If you have been reading my blog over the past year, you know that I have taken a sabbatical from veterinary school to earn my MBA through our dual degree DVM/MBA program.  It has been an extremely positive, eye opening experience.  I have thoroughly enjoyed getting to know and learn from my classmates.  And the course work isn't bad either.  I don't make it over to the vet school as often as I like, but when I do, I remember why I made veterinary medicine my chosen path. 

Last week, I got the distinct pleasure of introducing veterinary school applicants to Texas A&M.  In a small way, I was also introducing them to the veterinarian community.  The veterinary community is very small.  As I love pointing out, you could fit every veterinarian in the US in A&M's football stadium, Kyle Field, and still have a couple thousand seats left over.  Now, A&M does have a very large football stadium, but that doesn't diminish the fact that this is a small, tightknit community.  Another way of looking at it, there are more lawyers within the Beltway in Washington, D.C. than there are veterinarians in the entire country.  There just aren't many of us out there. 

As I walked into the gathering area for the applicants, I felt the warm blanket of security and familiarity that comes with being a member of the veterinary community.  I saw professors, advisors, and private practitioners scattered throughout the room.   Many of them came up to me and called me by name, even though I hadn't been around in several months.  I felt like I was coming home for Christmas.  This is my professional family. 

Most other professions are not as lucky as we are in veterinary medicine.  Because of our small size, we can touch so much of our community with just a few phone calls and handshakes.  This is a community that by and large cares about each other and the future of the profession.  How many other professions can you name that allow students, not even full members of the profession yet, to have a voice and a vote in local, state, and national policies and issues?  Yet, next weekend when the annual TVMA convention comes to College Station, two students will be voting members in every single committee and will have a say in every single matter that is confronting veterinary medicine in the state.  By the way, the only reason TVMA continues to have their annual meeting in College Station is to allow students to participate.  Trust me, as much as I love College Station, I know there are more exciting locations in the state to hold a meeting. 

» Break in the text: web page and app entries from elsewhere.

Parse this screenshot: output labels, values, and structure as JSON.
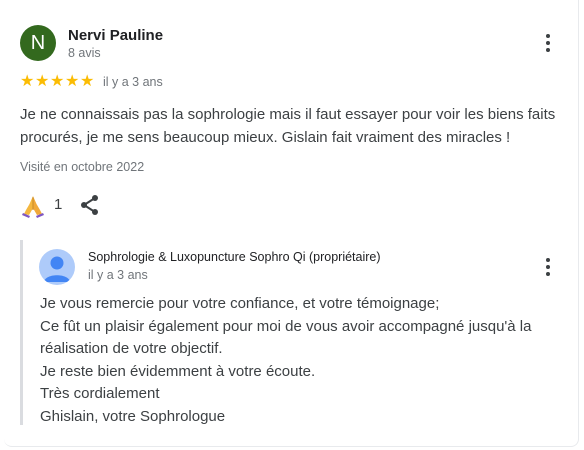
{
  "review": {
    "avatar_letter": "N",
    "avatar_color": "#33691e",
    "author": "Nervi Pauline",
    "review_count": "8 avis",
    "rating": 5,
    "relative_date": "il y a 3 ans",
    "text": "Je ne connaissais pas la sophrologie mais il faut essayer pour voir les biens faits procurés, je me sens beaucoup mieux. Gislain fait vraiment des miracles !",
    "visited": "Visité en octobre 2022",
    "reaction_icon": "folded-hands-emoji",
    "reaction_count": "1",
    "share_icon": "share-icon",
    "menu_icon": "more-vert-icon"
  },
  "owner_reply": {
    "name": "Sophrologie & Luxopuncture Sophro Qi (propriétaire)",
    "relative_date": "il y a 3 ans",
    "avatar_icon": "person-icon",
    "avatar_color": "#aecbfa",
    "menu_icon": "more-vert-icon",
    "lines": [
      "Je vous remercie pour votre confiance, et votre témoignage;",
      "Ce fût un plaisir également pour moi de vous avoir accompagné jusqu'à la",
      "réalisation de votre objectif.",
      "Je reste bien évidemment à votre écoute.",
      "Très cordialement",
      "Ghislain, votre Sophrologue"
    ]
  },
  "colors": {
    "star": "#fbbc04",
    "text": "#3c4043",
    "muted": "#70757a"
  }
}
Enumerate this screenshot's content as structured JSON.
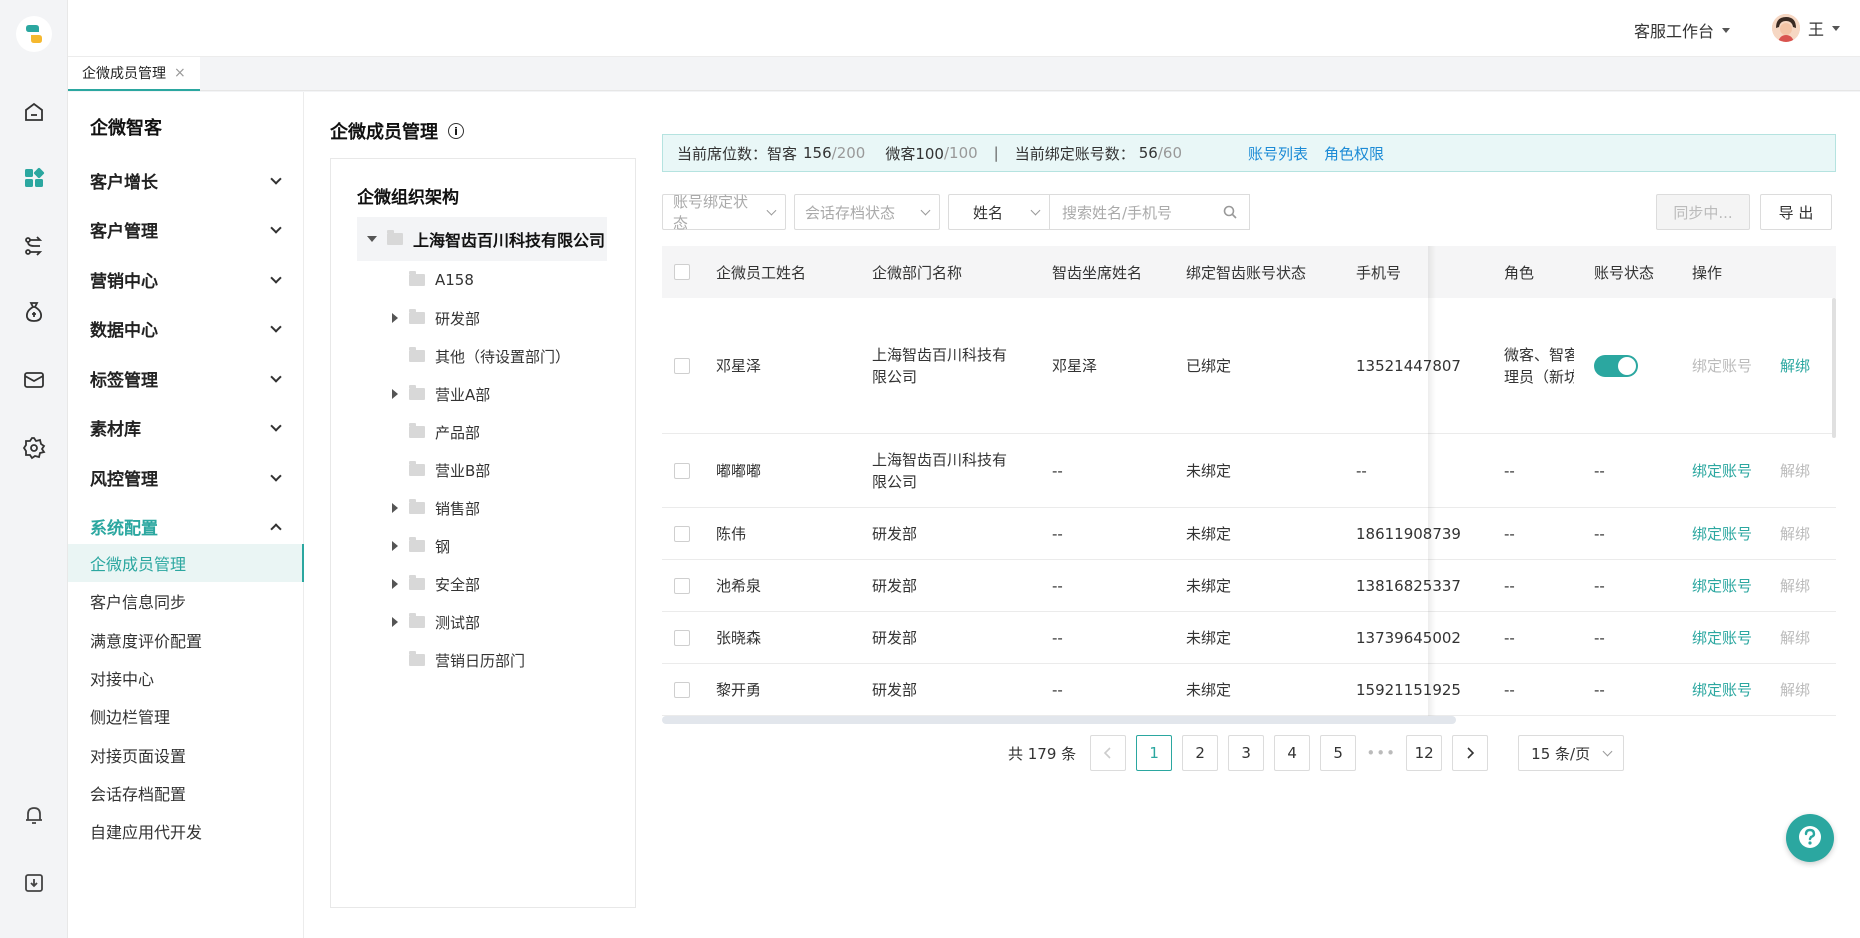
{
  "header": {
    "workspace_label": "客服工作台",
    "user_name": "王"
  },
  "tabs": [
    {
      "label": "企微成员管理",
      "close": "×"
    }
  ],
  "rail": {
    "icons": [
      "home-icon",
      "apps-icon",
      "flow-icon",
      "money-bag-icon",
      "mail-icon",
      "settings-icon",
      "bell-icon",
      "download-icon"
    ]
  },
  "sidebar": {
    "title": "企微智客",
    "groups": [
      {
        "label": "客户增长"
      },
      {
        "label": "客户管理"
      },
      {
        "label": "营销中心"
      },
      {
        "label": "数据中心"
      },
      {
        "label": "标签管理"
      },
      {
        "label": "素材库"
      },
      {
        "label": "风控管理"
      },
      {
        "label": "系统配置"
      }
    ],
    "items": [
      {
        "label": "企微成员管理"
      },
      {
        "label": "客户信息同步"
      },
      {
        "label": "满意度评价配置"
      },
      {
        "label": "对接中心"
      },
      {
        "label": "侧边栏管理"
      },
      {
        "label": "对接页面设置"
      },
      {
        "label": "会话存档配置"
      },
      {
        "label": "自建应用代开发"
      }
    ]
  },
  "page": {
    "title": "企微成员管理",
    "info_glyph": "i"
  },
  "tree": {
    "title": "企微组织架构",
    "root": "上海智齿百川科技有限公司",
    "nodes": [
      {
        "label": "A158"
      },
      {
        "label": "研发部"
      },
      {
        "label": "其他（待设置部门）"
      },
      {
        "label": "营业A部"
      },
      {
        "label": "产品部"
      },
      {
        "label": "营业B部"
      },
      {
        "label": "销售部"
      },
      {
        "label": "钢"
      },
      {
        "label": "安全部"
      },
      {
        "label": "测试部"
      },
      {
        "label": "营销日历部门"
      }
    ]
  },
  "banner": {
    "seat_label": "当前席位数：智客",
    "zhike_used": "156",
    "zhike_total": "/200",
    "weike_label": "微客100",
    "weike_total": "/100",
    "divider": "|",
    "bind_label": "当前绑定账号数：",
    "bind_used": "56",
    "bind_total": "/60",
    "link_accounts": "账号列表",
    "link_roles": "角色权限"
  },
  "filters": {
    "bind_status_placeholder": "账号绑定状态",
    "archive_status_placeholder": "会话存档状态",
    "field_select": "姓名",
    "search_placeholder": "搜索姓名/手机号"
  },
  "buttons": {
    "sync": "同步中...",
    "export": "导 出"
  },
  "table": {
    "headers": [
      "企微员工姓名",
      "企微部门名称",
      "智齿坐席姓名",
      "绑定智齿账号状态",
      "手机号",
      "角色",
      "账号状态",
      "操作"
    ],
    "rows": [
      {
        "name": "邓星泽",
        "dept1": "上海智齿百川科技有",
        "dept2": "限公司",
        "agent": "邓星泽",
        "bind": "已绑定",
        "phone": "13521447807",
        "role1": "微客、智客",
        "role2": "理员（新坊",
        "status": "",
        "action1": "绑定账号",
        "action2": "解绑"
      },
      {
        "name": "嘟嘟嘟",
        "dept1": "上海智齿百川科技有",
        "dept2": "限公司",
        "agent": "--",
        "bind": "未绑定",
        "phone": "--",
        "role1": "--",
        "role2": "",
        "status": "--",
        "action1": "绑定账号",
        "action2": "解绑"
      },
      {
        "name": "陈伟",
        "dept1": "研发部",
        "dept2": "",
        "agent": "--",
        "bind": "未绑定",
        "phone": "18611908739",
        "role1": "--",
        "role2": "",
        "status": "--",
        "action1": "绑定账号",
        "action2": "解绑"
      },
      {
        "name": "池希泉",
        "dept1": "研发部",
        "dept2": "",
        "agent": "--",
        "bind": "未绑定",
        "phone": "13816825337",
        "role1": "--",
        "role2": "",
        "status": "--",
        "action1": "绑定账号",
        "action2": "解绑"
      },
      {
        "name": "张晓森",
        "dept1": "研发部",
        "dept2": "",
        "agent": "--",
        "bind": "未绑定",
        "phone": "13739645002",
        "role1": "--",
        "role2": "",
        "status": "--",
        "action1": "绑定账号",
        "action2": "解绑"
      },
      {
        "name": "黎开勇",
        "dept1": "研发部",
        "dept2": "",
        "agent": "--",
        "bind": "未绑定",
        "phone": "15921151925",
        "role1": "--",
        "role2": "",
        "status": "--",
        "action1": "绑定账号",
        "action2": "解绑"
      }
    ]
  },
  "pagination": {
    "total": "共 179 条",
    "pages": [
      "1",
      "2",
      "3",
      "4",
      "5"
    ],
    "ellipsis": "•••",
    "last": "12",
    "page_size": "15 条/页",
    "current": "1"
  },
  "colors": {
    "accent": "#2ba7a0",
    "link": "#1c8bd6"
  }
}
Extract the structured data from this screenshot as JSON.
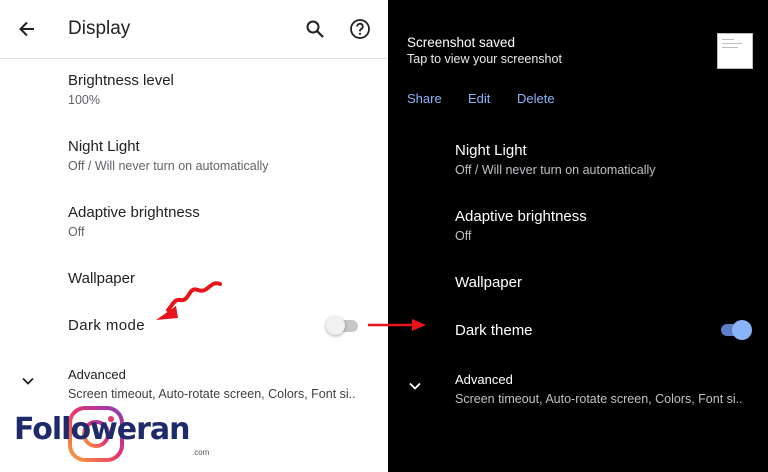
{
  "left": {
    "app_bar": {
      "title": "Display",
      "back_icon": "arrow-back-icon",
      "search_icon": "search-icon",
      "help_icon": "help-icon"
    },
    "items": [
      {
        "title": "Brightness level",
        "summary": "100%"
      },
      {
        "title": "Night Light",
        "summary": "Off / Will never turn on automatically"
      },
      {
        "title": "Adaptive brightness",
        "summary": "Off"
      },
      {
        "title": "Wallpaper",
        "summary": ""
      },
      {
        "title": "Dark mode",
        "summary": ""
      },
      {
        "title": "Advanced",
        "summary": "Screen timeout, Auto-rotate screen, Colors, Font si.."
      }
    ],
    "dark_mode_toggle": {
      "state": "off"
    },
    "expand_icon": "chevron-down-icon"
  },
  "right": {
    "notification": {
      "title": "Screenshot saved",
      "subtitle": "Tap to view your screenshot",
      "actions": [
        "Share",
        "Edit",
        "Delete"
      ]
    },
    "items": [
      {
        "title": "Night Light",
        "summary": "Off / Will never turn on automatically"
      },
      {
        "title": "Adaptive brightness",
        "summary": "Off"
      },
      {
        "title": "Wallpaper",
        "summary": ""
      },
      {
        "title": "Dark theme",
        "summary": ""
      },
      {
        "title": "Advanced",
        "summary": "Screen timeout, Auto-rotate screen, Colors, Font si.."
      }
    ],
    "dark_theme_toggle": {
      "state": "on"
    },
    "expand_icon": "chevron-down-icon"
  },
  "watermark": {
    "brand": "Followeran",
    "domain": ".com"
  },
  "colors": {
    "light_bg": "#ffffff",
    "dark_bg": "#000000",
    "accent_blue": "#8ab4f8",
    "annotation_red": "#e8141b",
    "brand_navy": "#1f2a6b"
  }
}
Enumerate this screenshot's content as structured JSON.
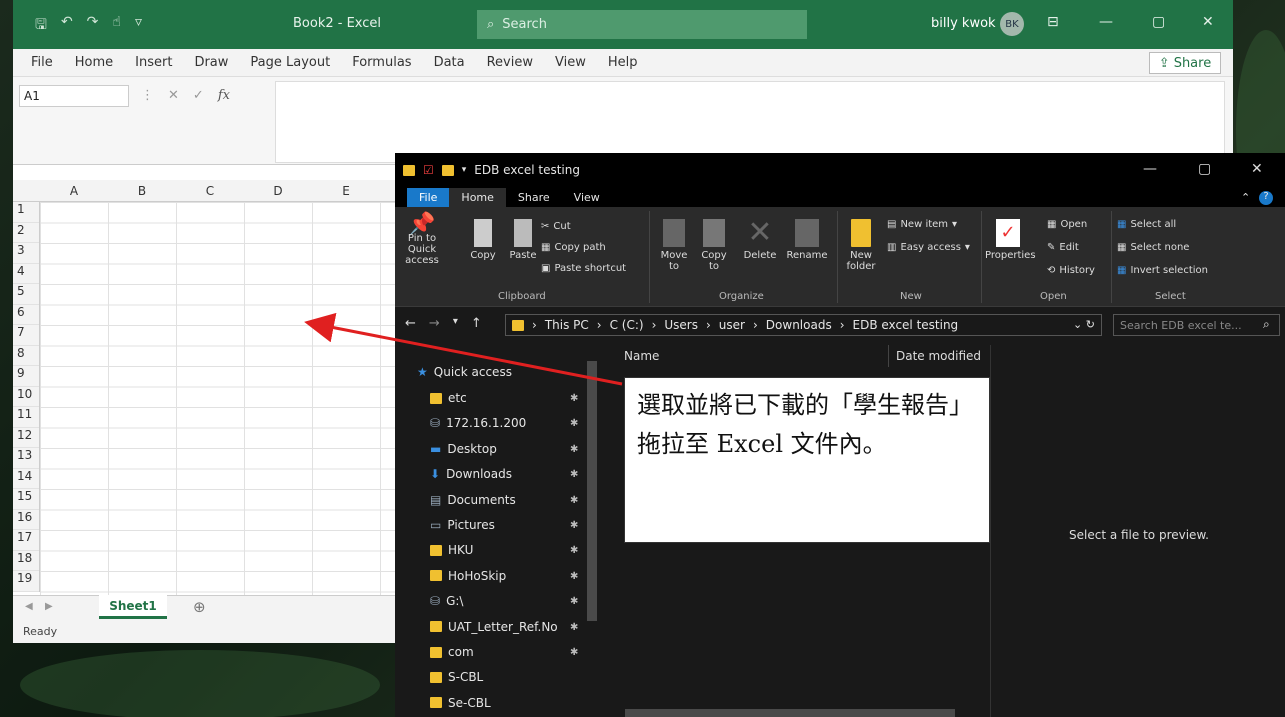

If you are reading this and are curious about what it is like to be a veterinarian, just remember the imagery I used earlier.  The community is like a warm blanket of security and friendship.  I believe people get into veterinary medicine to help animals, but they stay in it because they love the people.  We have some great folks.